According to a June 2022 Gallup survey, almost half of U.S. workers have jobs that they need to do on-site, in industries such as manufacturing, transportation, health care, education, and service. Many workers in these sectors would love the option to work from home but can’t. Yet they want flexibility and autonomy too.
Gallup recently asked 150 CHROs of large global companies what kinds of flexibility they were considering for their fully on-site employees. They offered 11 options:
- Work remotely some of the time
- Work at multiple locations
- Four 10-hour-day work weeks
- Three 12-hour-day work weeks
- Flexible start and end times
- Choice over which days they work per week
- Choice over which hours they work per day
- Flextime, or some choice over the hours they work
- Shorter shift lengths
- Increased paid time off (PTO) or vacation time
- Relaxed dress code
We then asked more than 5,700 fully onsite U.S. workers if their organization was offering these options. Their most common responses were relaxed dress code (55%), followed by flexible start and end times (33%), and choice over hours they work (flextime) (31%).
We also asked employees which of these options they would change jobs to get. The two clear winners were not the ones organizations offered most: increased paid time off or vacation time (57%) and four-day work weeks (44%).
While vacations and the four-day workweek were the most popular flexibility options for employees, neither is a panacea. Employee engagement also matters.

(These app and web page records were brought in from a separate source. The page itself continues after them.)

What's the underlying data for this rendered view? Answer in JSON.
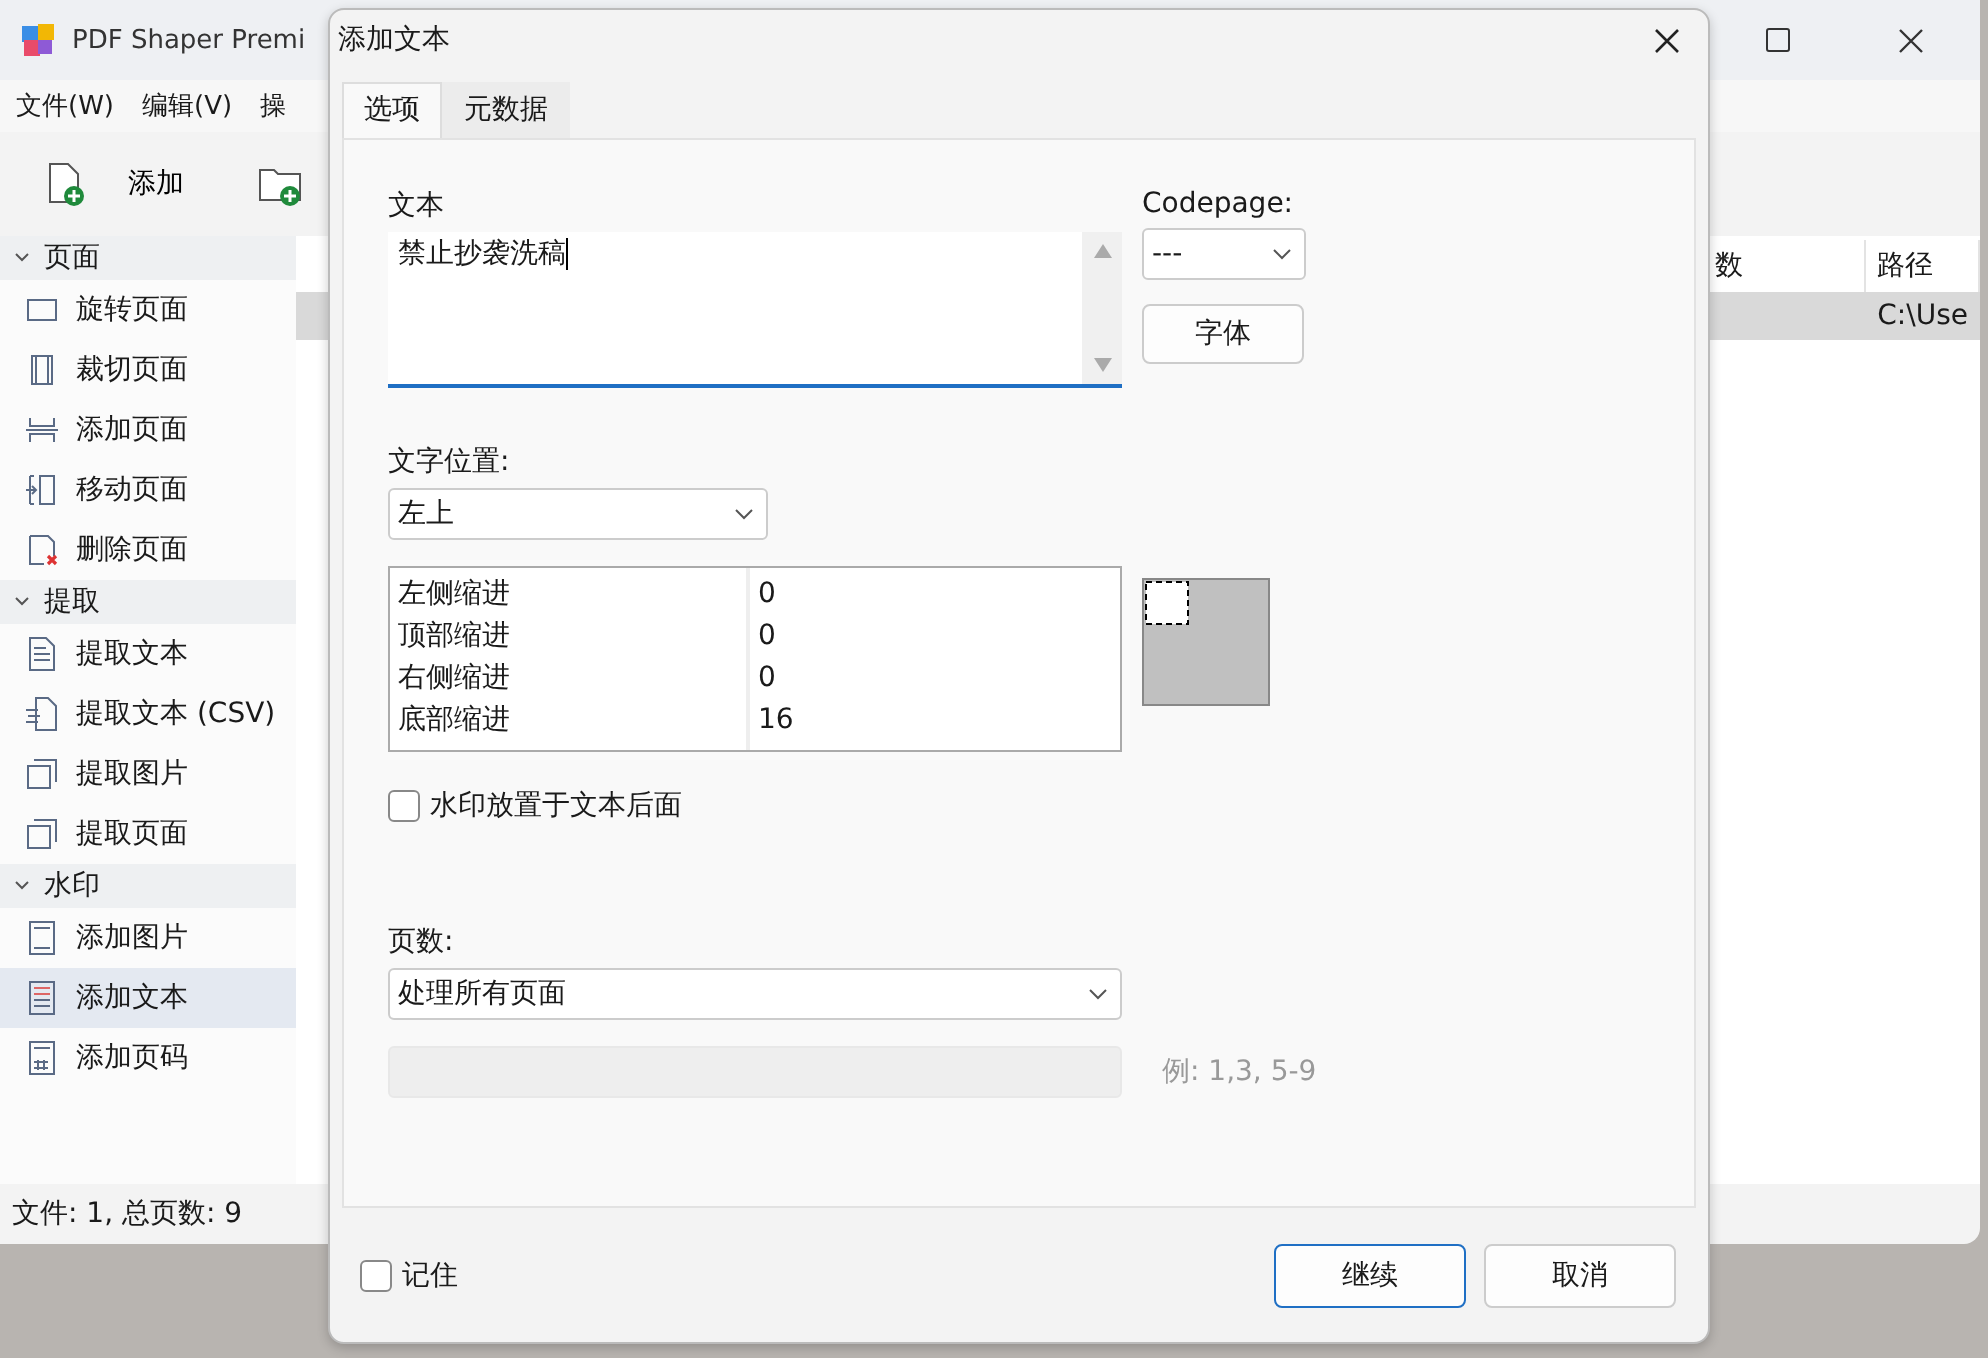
{
  "app": {
    "title": "PDF Shaper Premi",
    "menu": [
      "文件(W)",
      "编辑(V)",
      "操"
    ],
    "toolbar": [
      {
        "kind": "add-file",
        "label": "添加"
      },
      {
        "kind": "add-folder"
      }
    ],
    "sidebar": {
      "groups": [
        {
          "label": "页面",
          "expanded": true,
          "items": [
            {
              "kind": "rotate",
              "label": "旋转页面",
              "selected": false
            },
            {
              "kind": "crop",
              "label": "裁切页面",
              "selected": false
            },
            {
              "kind": "insert",
              "label": "添加页面",
              "selected": false
            },
            {
              "kind": "move",
              "label": "移动页面",
              "selected": false
            },
            {
              "kind": "delete",
              "label": "删除页面",
              "selected": false
            }
          ]
        },
        {
          "label": "提取",
          "expanded": true,
          "items": [
            {
              "kind": "text",
              "label": "提取文本",
              "selected": false
            },
            {
              "kind": "csv",
              "label": "提取文本 (CSV)",
              "selected": false
            },
            {
              "kind": "image",
              "label": "提取图片",
              "selected": false
            },
            {
              "kind": "pages",
              "label": "提取页面",
              "selected": false
            }
          ]
        },
        {
          "label": "水印",
          "expanded": true,
          "items": [
            {
              "kind": "wm-image",
              "label": "添加图片",
              "selected": false
            },
            {
              "kind": "wm-text",
              "label": "添加文本",
              "selected": true
            },
            {
              "kind": "wm-number",
              "label": "添加页码",
              "selected": false
            }
          ]
        }
      ]
    },
    "table": {
      "columns": [
        "数",
        "路径"
      ],
      "rows": [
        {
          "cells": [
            "",
            "C:\\Use"
          ],
          "selected": true
        }
      ]
    },
    "status_bar": "文件: 1, 总页数: 9"
  },
  "dialog": {
    "title": "添加文本",
    "tabs": [
      {
        "label": "选项",
        "selected": true
      },
      {
        "label": "元数据",
        "selected": false
      }
    ],
    "text_label": "文本",
    "text_value": "禁止抄袭洗稿",
    "codepage_label": "Codepage:",
    "codepage_value": "---",
    "font_button": "字体",
    "position_label": "文字位置:",
    "position_value": "左上",
    "indents": [
      {
        "label": "左侧缩进",
        "value": "0"
      },
      {
        "label": "顶部缩进",
        "value": "0"
      },
      {
        "label": "右侧缩进",
        "value": "0"
      },
      {
        "label": "底部缩进",
        "value": "16"
      }
    ],
    "behind": {
      "label": "水印放置于文本后面",
      "checked": false
    },
    "pages_label": "页数:",
    "pages_value": "处理所有页面",
    "range": {
      "disabled": true,
      "example": "例: 1,3, 5-9"
    },
    "remember": {
      "label": "记住",
      "checked": false
    },
    "buttons": [
      {
        "label": "继续",
        "default": true
      },
      {
        "label": "取消",
        "default": false
      }
    ]
  }
}
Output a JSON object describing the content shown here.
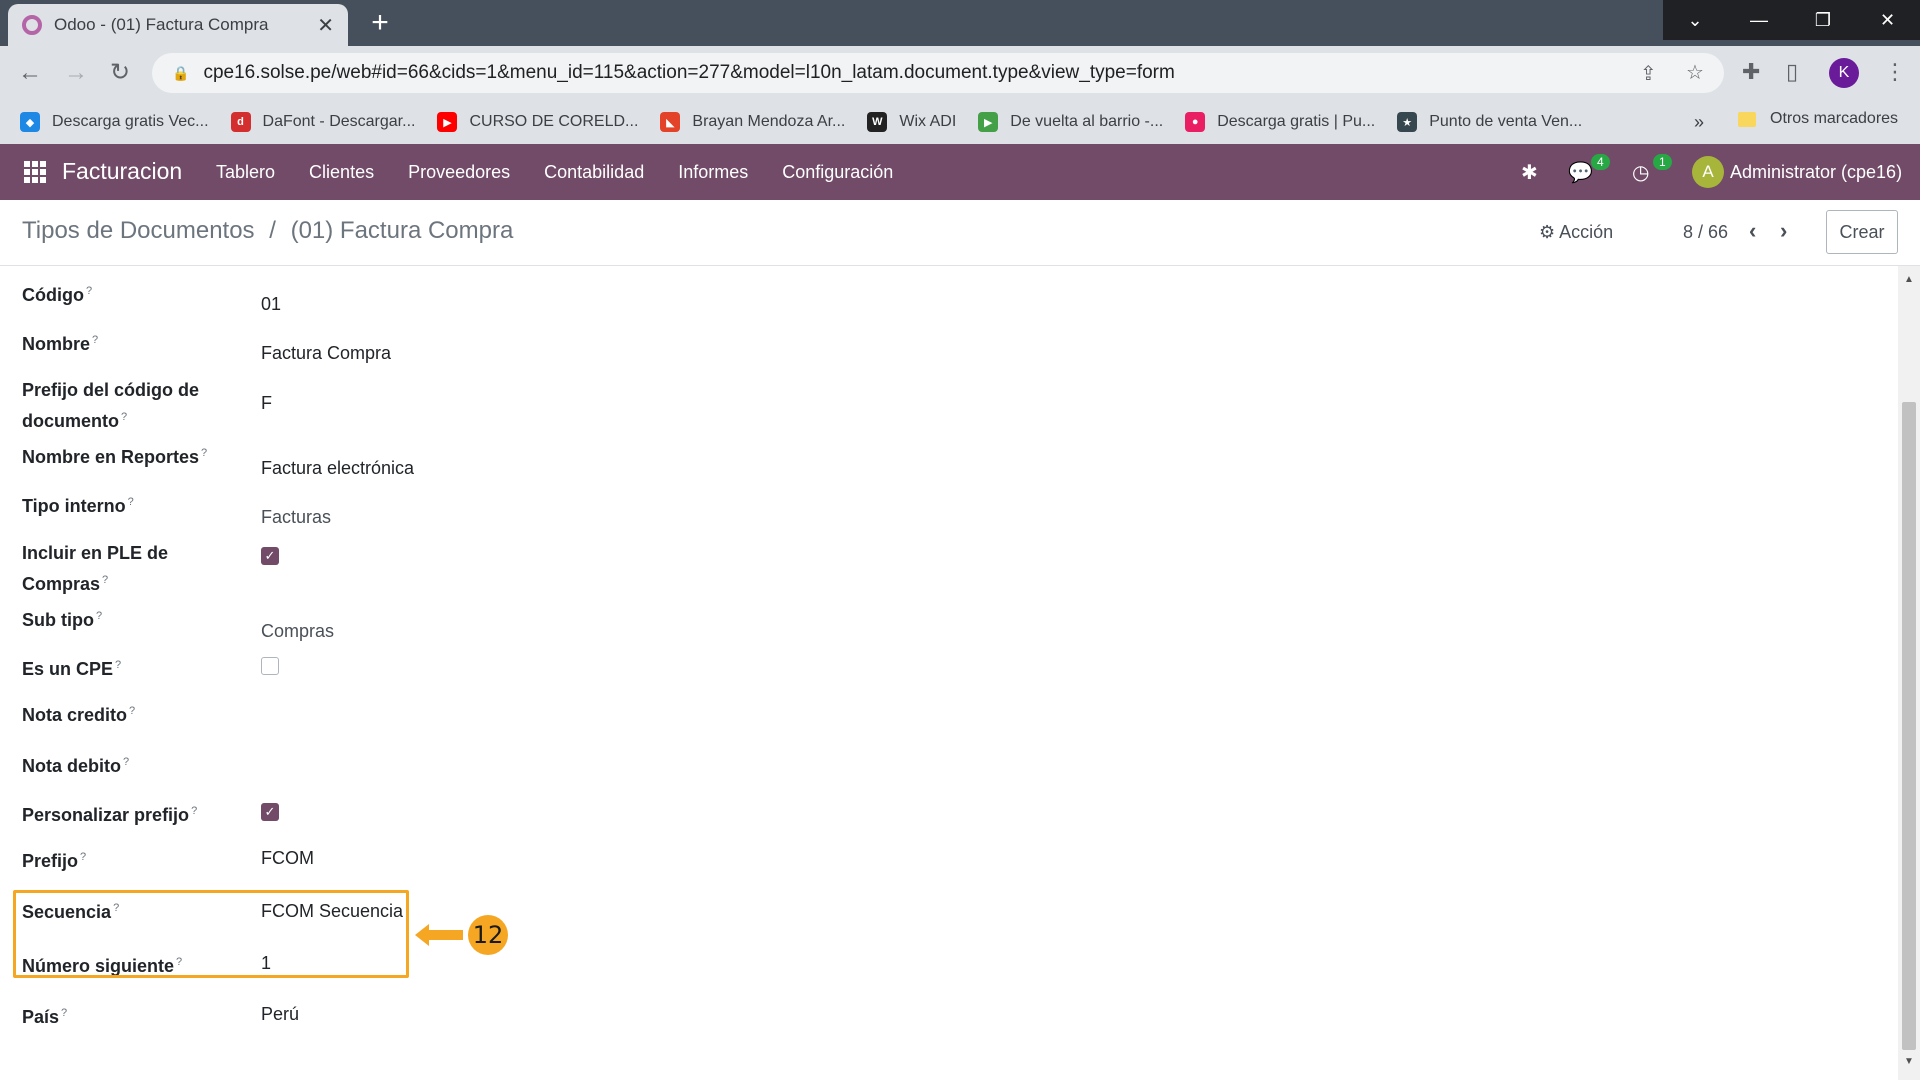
{
  "browser": {
    "tab_title": "Odoo - (01) Factura Compra",
    "url": "cpe16.solse.pe/web#id=66&cids=1&menu_id=115&action=277&model=l10n_latam.document.type&view_type=form",
    "profile_initial": "K",
    "bookmarks": [
      {
        "label": "Descarga gratis Vec...",
        "icon": "freepik-icon",
        "color": "#1e88e5"
      },
      {
        "label": "DaFont - Descargar...",
        "icon": "dafont-icon",
        "color": "#d32f2f"
      },
      {
        "label": "CURSO DE CORELD...",
        "icon": "youtube-icon",
        "color": "#ff0000"
      },
      {
        "label": "Brayan Mendoza Ar...",
        "icon": "gitlab-icon",
        "color": "#e24329"
      },
      {
        "label": "Wix ADI",
        "icon": "wix-icon",
        "color": "#222222"
      },
      {
        "label": "De vuelta al barrio -...",
        "icon": "play-icon",
        "color": "#43a047"
      },
      {
        "label": "Descarga gratis | Pu...",
        "icon": "pink-drop-icon",
        "color": "#e91e63"
      },
      {
        "label": "Punto de venta Ven...",
        "icon": "star-badge-icon",
        "color": "#37474f"
      }
    ],
    "other_bookmarks": "Otros marcadores"
  },
  "odoo": {
    "app_name": "Facturacion",
    "menu": [
      "Tablero",
      "Clientes",
      "Proveedores",
      "Contabilidad",
      "Informes",
      "Configuración"
    ],
    "messages_count": "4",
    "activities_count": "1",
    "user_initial": "A",
    "user_name": "Administrator (cpe16)",
    "brand_color": "#714b67"
  },
  "control": {
    "breadcrumb_parent": "Tipos de Documentos",
    "breadcrumb_sep": "/",
    "breadcrumb_current": "(01) Factura Compra",
    "action_label": "Acción",
    "pager": "8 / 66",
    "create_label": "Crear"
  },
  "form": {
    "codigo": {
      "label": "Código",
      "value": "01"
    },
    "nombre": {
      "label": "Nombre",
      "value": "Factura Compra"
    },
    "prefijo_codigo": {
      "label": "Prefijo del código de documento",
      "value": "F"
    },
    "nombre_reportes": {
      "label": "Nombre en Reportes",
      "value": "Factura electrónica"
    },
    "tipo_interno": {
      "label": "Tipo interno",
      "value": "Facturas"
    },
    "incluir_ple": {
      "label": "Incluir en PLE de Compras",
      "checked": true
    },
    "sub_tipo": {
      "label": "Sub tipo",
      "value": "Compras"
    },
    "es_cpe": {
      "label": "Es un CPE",
      "checked": false
    },
    "nota_credito": {
      "label": "Nota credito",
      "value": ""
    },
    "nota_debito": {
      "label": "Nota debito",
      "value": ""
    },
    "personalizar_prefijo": {
      "label": "Personalizar prefijo",
      "checked": true
    },
    "prefijo": {
      "label": "Prefijo",
      "value": "FCOM"
    },
    "secuencia": {
      "label": "Secuencia",
      "value": "FCOM Secuencia"
    },
    "numero_siguiente": {
      "label": "Número siguiente",
      "value": "1"
    },
    "pais": {
      "label": "País",
      "value": "Perú"
    }
  },
  "annotation": {
    "step_number": "12",
    "color": "#f5a623"
  }
}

Vacations play an important role for organizations. Gallup has found that people with more vacation time — controlling for other factors, including income — report higher well-being. But Gallup research also shows that people with engaging work and one week of vacation report 25% higher well-being than actively disengaged workers who have six or more weeks of vacation.
The four-day workweek has gotten a lot of attention in the past few years. Gallup research has found that among those with fully on-site work responsibilities, those with a four-day workweek reported lower active disengagement and higher overall well-being. This suggests that a four-day workweek may provide advantages to those who do not have options to work remotely. While it doesn’t improve the likelihood that an employee will be engaged in their work or workplace, the four-day workweek does reduce the chance that work will be perceived as miserable, which increases the opportunity for thriving.
Blending Flexibility into On-Site Work
How can leaders ultimately decide which flexibility alternatives work best for their organizations’ on-site employees? One way is to involve those employees in thinking about which realistic flexibility options might improve their overall lives and their team’s performance.
Perks and benefits may successfully attract new employees, but they don’t guarantee high engagement and productivity. These are mostly inspired by great managers who work closely with employees to set clear goals and priorities, give frequent and meaningful ongoing feedback, focus on employee development, and build a culture of high accountability. Flexibility without strong performance management simply does not work.
Regardless of whether jobs are done on-site or remotely, it’s important that work is individually productive, collaborative, of high value to customers, and improves employees’ overall lives. These outcomes are the ultimate measure of whether flexibility options work.